_INSTRUCTIONS FOR THE TASK_: Please work out how many lines in the entries contain "latitude", then give that number with nothing added.

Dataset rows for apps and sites
Content starts

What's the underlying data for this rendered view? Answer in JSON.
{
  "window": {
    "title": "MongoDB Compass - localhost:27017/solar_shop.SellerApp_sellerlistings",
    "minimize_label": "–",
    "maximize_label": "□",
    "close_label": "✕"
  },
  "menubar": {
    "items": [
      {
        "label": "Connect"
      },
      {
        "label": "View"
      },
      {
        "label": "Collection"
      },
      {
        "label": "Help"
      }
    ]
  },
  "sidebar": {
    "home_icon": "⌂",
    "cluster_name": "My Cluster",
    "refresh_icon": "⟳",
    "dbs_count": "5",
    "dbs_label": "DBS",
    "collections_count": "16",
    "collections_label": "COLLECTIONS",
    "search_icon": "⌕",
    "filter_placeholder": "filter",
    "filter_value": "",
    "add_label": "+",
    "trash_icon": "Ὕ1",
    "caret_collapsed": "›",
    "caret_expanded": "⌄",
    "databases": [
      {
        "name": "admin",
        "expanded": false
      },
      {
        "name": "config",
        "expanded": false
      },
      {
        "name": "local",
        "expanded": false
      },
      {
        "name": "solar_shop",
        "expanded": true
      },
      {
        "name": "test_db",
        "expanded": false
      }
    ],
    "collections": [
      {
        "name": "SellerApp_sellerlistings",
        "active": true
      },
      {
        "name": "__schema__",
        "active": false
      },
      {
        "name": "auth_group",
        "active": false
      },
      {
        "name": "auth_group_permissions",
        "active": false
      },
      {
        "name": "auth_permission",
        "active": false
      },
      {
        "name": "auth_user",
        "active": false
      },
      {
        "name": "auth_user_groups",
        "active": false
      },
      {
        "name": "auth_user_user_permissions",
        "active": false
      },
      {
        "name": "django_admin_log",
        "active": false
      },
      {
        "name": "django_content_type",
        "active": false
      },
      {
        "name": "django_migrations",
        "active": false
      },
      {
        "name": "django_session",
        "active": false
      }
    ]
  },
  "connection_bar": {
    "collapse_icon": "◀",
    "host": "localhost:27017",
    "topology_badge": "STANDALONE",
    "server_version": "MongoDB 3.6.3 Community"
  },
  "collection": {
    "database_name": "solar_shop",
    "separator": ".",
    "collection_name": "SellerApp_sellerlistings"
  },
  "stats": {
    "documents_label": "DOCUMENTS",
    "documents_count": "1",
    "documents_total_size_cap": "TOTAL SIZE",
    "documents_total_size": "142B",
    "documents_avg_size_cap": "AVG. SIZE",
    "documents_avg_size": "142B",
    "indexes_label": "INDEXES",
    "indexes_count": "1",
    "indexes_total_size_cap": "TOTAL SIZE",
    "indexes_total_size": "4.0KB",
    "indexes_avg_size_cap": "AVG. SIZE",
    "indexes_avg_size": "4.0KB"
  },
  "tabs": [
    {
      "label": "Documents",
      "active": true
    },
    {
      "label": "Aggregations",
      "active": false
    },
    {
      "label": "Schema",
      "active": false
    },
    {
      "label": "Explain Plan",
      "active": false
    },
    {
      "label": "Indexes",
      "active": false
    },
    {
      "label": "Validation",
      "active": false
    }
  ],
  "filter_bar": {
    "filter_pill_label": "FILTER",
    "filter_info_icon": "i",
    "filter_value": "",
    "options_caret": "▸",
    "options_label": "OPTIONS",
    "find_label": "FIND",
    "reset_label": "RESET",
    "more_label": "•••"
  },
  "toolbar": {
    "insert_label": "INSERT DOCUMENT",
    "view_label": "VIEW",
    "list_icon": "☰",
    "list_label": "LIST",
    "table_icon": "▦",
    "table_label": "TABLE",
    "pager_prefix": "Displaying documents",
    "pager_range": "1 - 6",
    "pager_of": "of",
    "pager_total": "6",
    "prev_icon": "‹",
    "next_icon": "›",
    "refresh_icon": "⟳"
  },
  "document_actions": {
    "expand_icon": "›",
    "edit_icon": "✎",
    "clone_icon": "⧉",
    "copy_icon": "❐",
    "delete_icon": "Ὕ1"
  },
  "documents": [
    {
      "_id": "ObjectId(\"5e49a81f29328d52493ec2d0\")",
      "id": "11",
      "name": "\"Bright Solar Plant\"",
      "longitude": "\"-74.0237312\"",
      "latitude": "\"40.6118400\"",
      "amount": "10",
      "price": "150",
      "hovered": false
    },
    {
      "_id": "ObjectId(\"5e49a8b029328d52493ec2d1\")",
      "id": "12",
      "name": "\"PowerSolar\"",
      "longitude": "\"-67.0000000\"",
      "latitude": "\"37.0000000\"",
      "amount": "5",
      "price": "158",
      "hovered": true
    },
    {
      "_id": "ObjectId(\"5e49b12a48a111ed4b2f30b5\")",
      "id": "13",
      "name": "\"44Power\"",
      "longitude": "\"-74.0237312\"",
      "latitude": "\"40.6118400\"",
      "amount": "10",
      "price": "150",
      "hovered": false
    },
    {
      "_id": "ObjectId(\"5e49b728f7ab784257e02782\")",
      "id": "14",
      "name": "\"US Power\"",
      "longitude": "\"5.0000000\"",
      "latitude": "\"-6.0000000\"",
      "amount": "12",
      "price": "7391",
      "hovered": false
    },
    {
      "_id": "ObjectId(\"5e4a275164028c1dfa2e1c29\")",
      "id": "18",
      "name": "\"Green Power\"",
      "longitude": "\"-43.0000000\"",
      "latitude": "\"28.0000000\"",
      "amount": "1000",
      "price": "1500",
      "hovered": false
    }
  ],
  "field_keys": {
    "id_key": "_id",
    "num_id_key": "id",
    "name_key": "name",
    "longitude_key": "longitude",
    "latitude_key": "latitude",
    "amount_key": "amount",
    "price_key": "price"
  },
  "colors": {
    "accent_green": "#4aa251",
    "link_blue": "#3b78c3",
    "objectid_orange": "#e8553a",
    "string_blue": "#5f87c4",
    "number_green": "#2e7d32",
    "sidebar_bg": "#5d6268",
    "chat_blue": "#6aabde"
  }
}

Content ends

_WRITTEN RESPONSE_: 6